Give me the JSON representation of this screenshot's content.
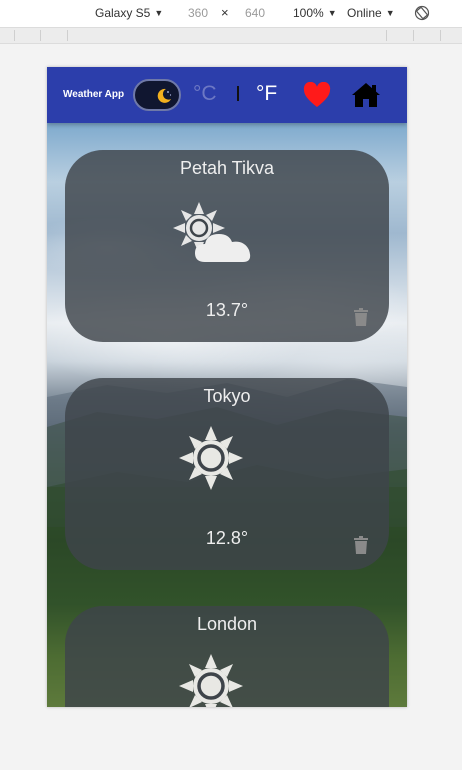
{
  "devtools": {
    "device": "Galaxy S5",
    "width": "360",
    "times": "×",
    "height": "640",
    "zoom": "100%",
    "network": "Online",
    "rotate_icon": "rotate-icon"
  },
  "app": {
    "brand": "Weather App",
    "dark_mode_icon": "moon-icon",
    "unit_celsius": "°C",
    "unit_fahrenheit": "°F",
    "favorites_icon": "heart-icon",
    "home_icon": "home-icon",
    "accent_color": "#2c3eab",
    "heart_color": "#ff1a1a"
  },
  "cards": [
    {
      "city": "Petah Tikva",
      "condition_icon": "partly-cloudy-icon",
      "temp": "13.7°",
      "delete_icon": "trash-icon"
    },
    {
      "city": "Tokyo",
      "condition_icon": "sun-icon",
      "temp": "12.8°",
      "delete_icon": "trash-icon"
    },
    {
      "city": "London",
      "condition_icon": "sun-icon",
      "temp": "",
      "delete_icon": "trash-icon"
    }
  ]
}
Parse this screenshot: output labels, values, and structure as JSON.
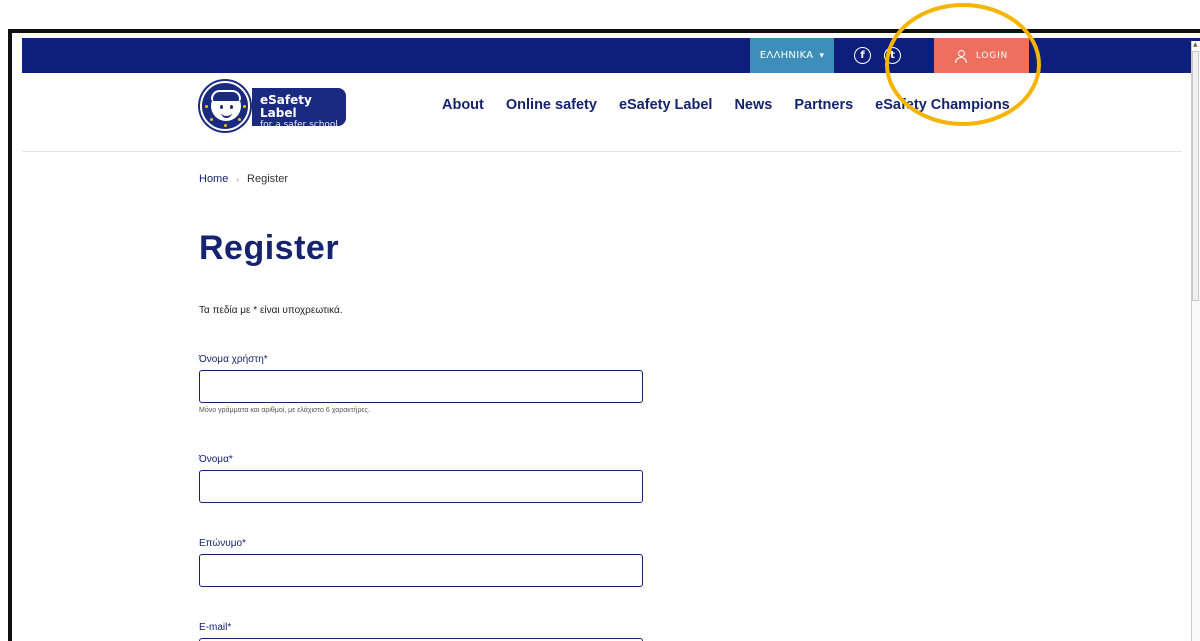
{
  "topbar": {
    "language": "ΕΛΛΗΝΙΚΑ",
    "facebook_glyph": "f",
    "twitter_glyph": "t",
    "login_label": "LOGIN"
  },
  "logo": {
    "title": "eSafety Label",
    "subtitle": "for a safer school"
  },
  "nav": {
    "items": [
      "About",
      "Online safety",
      "eSafety Label",
      "News",
      "Partners",
      "eSafety Champions"
    ]
  },
  "breadcrumb": {
    "home": "Home",
    "current": "Register"
  },
  "page": {
    "title": "Register",
    "required_note": "Τα πεδία με * είναι υποχρεωτικά."
  },
  "form": {
    "username_label": "Όνομα χρήστη*",
    "username_help": "Μόνο γράμματα και αριθμοί, με ελάχιστο 6 χαρακτήρες.",
    "firstname_label": "Όνομα*",
    "lastname_label": "Επώνυμο*",
    "email_label": "E-mail*"
  },
  "colors": {
    "topbar": "#0d1f7a",
    "language_button": "#3d8eb9",
    "login_button": "#ee6f5f",
    "brand_navy": "#16236d",
    "highlight": "#f4b400"
  }
}
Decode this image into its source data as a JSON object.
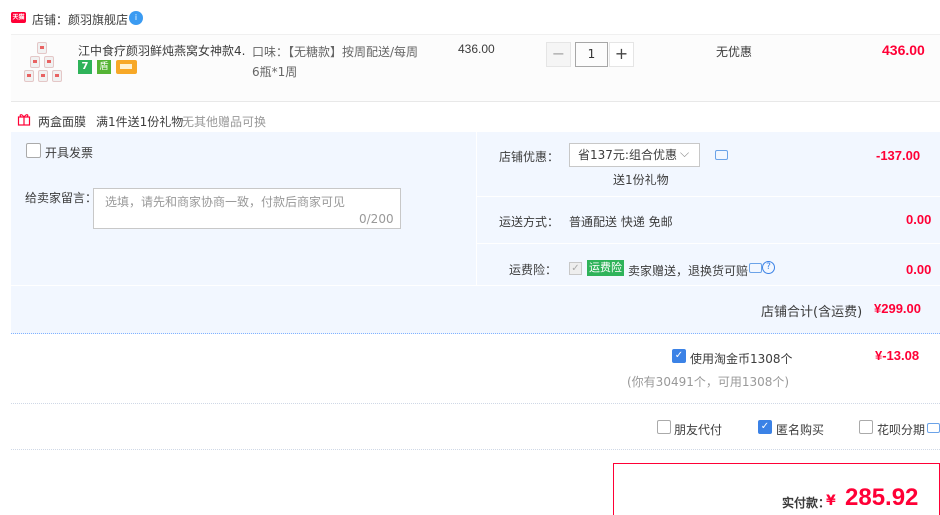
{
  "shop": {
    "badge": "天猫",
    "label": "店铺：颜羽旗舰店",
    "ww": "i"
  },
  "item": {
    "title": "江中食疗颜羽鲜炖燕窝女神款4...",
    "tags": [
      "7",
      "盾",
      "card"
    ],
    "sku_line1": "口味：【无糖款】按周配送/每周",
    "sku_line2": "6瓶*1周",
    "unit_price": "436.00",
    "qty": "1",
    "qty_minus": "−",
    "qty_plus": "+",
    "discount": "无优惠",
    "total": "436.00"
  },
  "gift": {
    "name": "两盒面膜",
    "rule": "满1件送1份礼物",
    "note": "无其他赠品可换"
  },
  "invoice": {
    "label": "开具发票"
  },
  "memo": {
    "label": "给卖家留言：",
    "placeholder": "选填，请先和商家协商一致，付款后商家可见",
    "count": "0/200"
  },
  "shop_discount": {
    "label": "店铺优惠：",
    "selected": "省137元:组合优惠",
    "chevron": "⌵",
    "sub": "送1份礼物",
    "amount": "-137.00"
  },
  "shipping": {
    "label": "运送方式：",
    "value": "普通配送 快递 免邮",
    "amount": "0.00"
  },
  "insurance": {
    "label": "运费险：",
    "check": "✓",
    "badge": "运费险",
    "desc": "卖家赠送，退换货可赔",
    "help": "?",
    "amount": "0.00"
  },
  "shop_total": {
    "label": "店铺合计(含运费)",
    "amount": "¥299.00"
  },
  "coins": {
    "check": "✓",
    "label": "使用淘金币1308个",
    "note": "(你有30491个，可用1308个)",
    "amount": "¥-13.08"
  },
  "options": {
    "friend": "朋友代付",
    "anon": "匿名购买",
    "anon_check": "✓",
    "huabei": "花呗分期"
  },
  "payment": {
    "label": "实付款：",
    "symbol": "¥",
    "amount": "285.92"
  }
}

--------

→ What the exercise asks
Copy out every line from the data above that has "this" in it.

→ Task answer
Give me the JSON representation of this screenshot's content.
Parse this screenshot: output labels, values, and structure as JSON.
Decode this image into its source data as a JSON object.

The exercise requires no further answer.